At 6:30 one morning last week a short, gnomelike figure dressed in a
cream-colored coat, grey flannels and sneakers darted through the
dew-drenched shrubbery of Paris' Bois de Boulogne. He paused to stare
reflectively at a lush hydrangea bush, then hurried on to pick up a
dead limb, a handful of dead leaves and a piece of old oak bark. To
startled park gardeners an official explained: "That gentleman is a
famous Japanese flower arranger, Monsieur Sofu."
By afternoon the results of visiting Flower Arranger Sofu's harvest were
ready for display in Paris' Bagatelle chateau. Withered leaves on a
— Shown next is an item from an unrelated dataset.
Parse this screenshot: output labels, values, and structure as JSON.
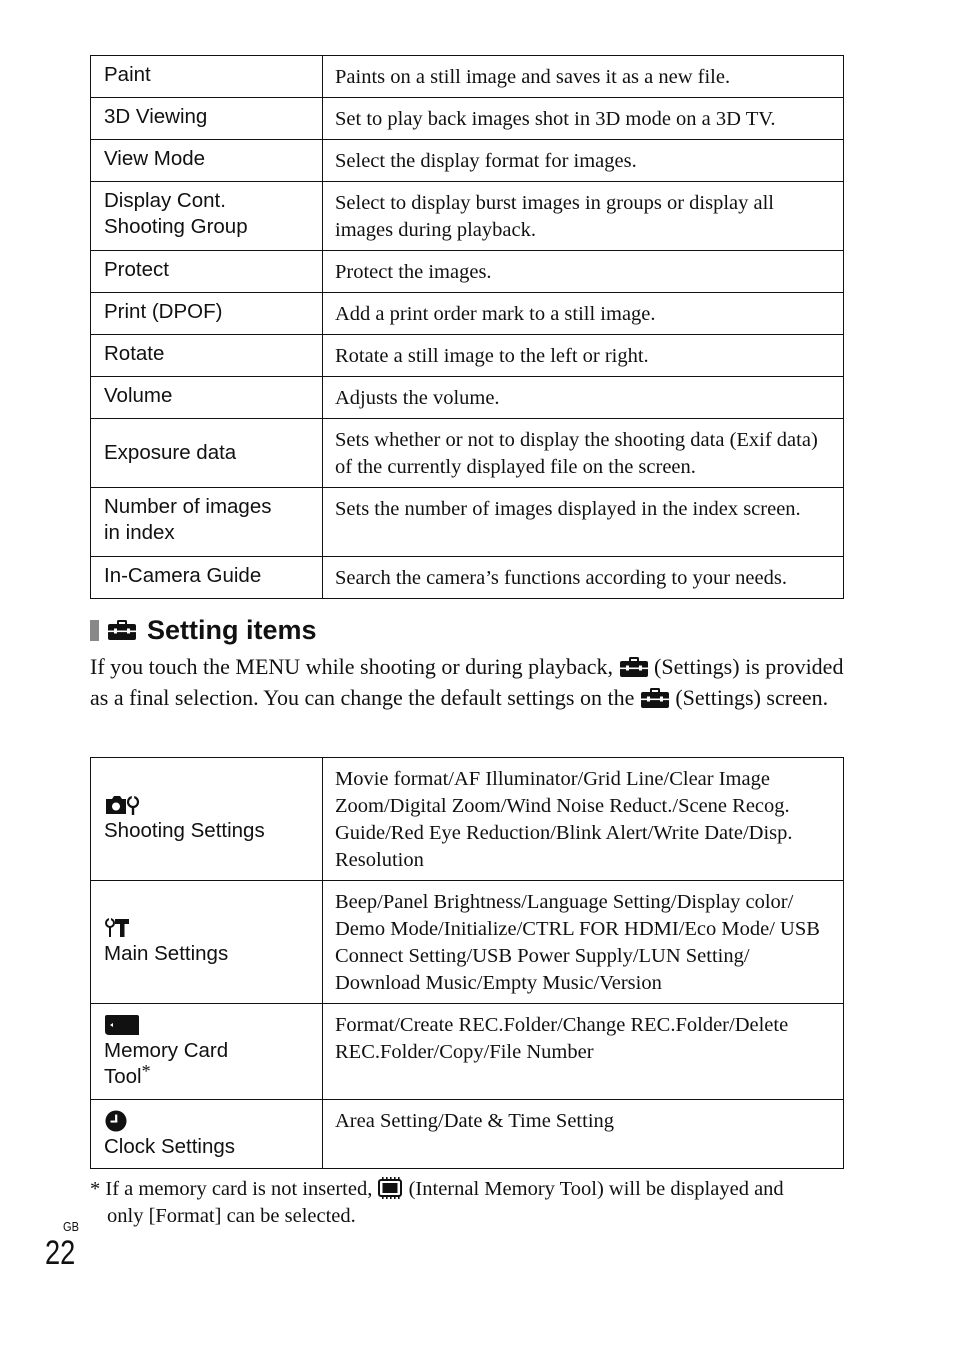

dead branch suspended from the ceiling had become a mobile titled Dance
of the Dying Leaves; tiger lilies, hydrangeas and irises blended into a
scarlet-and-gold Japanese Landscape; a moss-covered oak branch was part
of a tableau, On the Edge of the Lake.
Picasso of Flowers. Such works have made Sofu Teshigahara, 54, "the
Picasso of flowers" in his native Japan. Sofu has broken all the rules
of the centuries-old flower-arranging art known as ikebana. His
innovations leave Japanese critics torn between a fear that ikebana is
getting its death blow and admiration for a technique which, commented
a leading Japanese art critic, "boggles the eyes and stuns the senses."
The son of a famous flower arranger known professionally as Wafu (Gentle
Breeze), young Teshigahara was arranging flowers at four, at 14 often
replaced his father in classes, as a teen-ager plowed through the
Chinese classics. But at 26, Teshigahara, who had chosen as his ikebana
name Sofu (Cool Green Breeze), decided to strike out on his own. What
Sofu did was as shocking to the classicists as pounding out madrigals
to a boogie-woogie beat. The central canon of ikebana for centuries has
been Ten-Chi-Jin (Heaven-Earth-Man), where heaven is symbolized by the
tall central flower, man by a medium branch placed at the side, and
earth by the shortest branch, placed before the heaven branch. From
this came the rikka (standing) and the nage-ire (thrown in) styles.
Young Sofu began by calling his new approach the Grass Moon School,
often dispensed with such traditional props as water vases and bamboo
tubes, using instead a tiny flower or bud stuck in an empty lipstick
container, the cap off a toothpaste tube or an empty perfume bottle.
Sofu even went so far as to dye flowers, incorporate red bird feathers,
use dried grass, withered leaves and dead flowers. A current popular
Sofu arrangement: a dead lotus pod with a purple delphinium.
For 6,000 Wives. Sofu's revolution was just beginning to win converts
when World War II put an end to such civilized luxuries as flower
exhibitions. Sofu kept on practicing his art in private; then the B-29s
which knocked out Tokyo demolished the Grass Moon School building.
Sofu's postwar comeback owed much to Mrs. Douglas MacArthur, who, Sofu
says, "had a good basic understanding of the nature of Japanese flower
arrangement." Some 6,000 U.S. occupation-force wives took up Sofu's
style; about 400 of them earned the Grass Moon certificate, are
qualified to teach the art in Hawaii and the U.S.
Today Sofu's books on flower arranging sell as fast as they come off the
presses. A Sofu exhibit at Tokyo's Takashimaya department store earlier
this year sold 35,000 admission tickets in advance. With some
half-million followers in Japan making up Japan's second largest flower
arranging school,* Sofu now thinks he can afford to ignore the
criticism of traditionalists who grumble that "Sofu has taken the soul
out of ikebana." In reply Sofu simply quotes his own Grass Moon motto:
"Always look forward to a fresh and vivid world and do not become
buried in retrospection."
*Largest: the Ikenobo (Priest's Pond) school, founded in 1525
A.D., with 4,000,000 followers.
Monday, Jul. 11, 1955 By HP-Time.com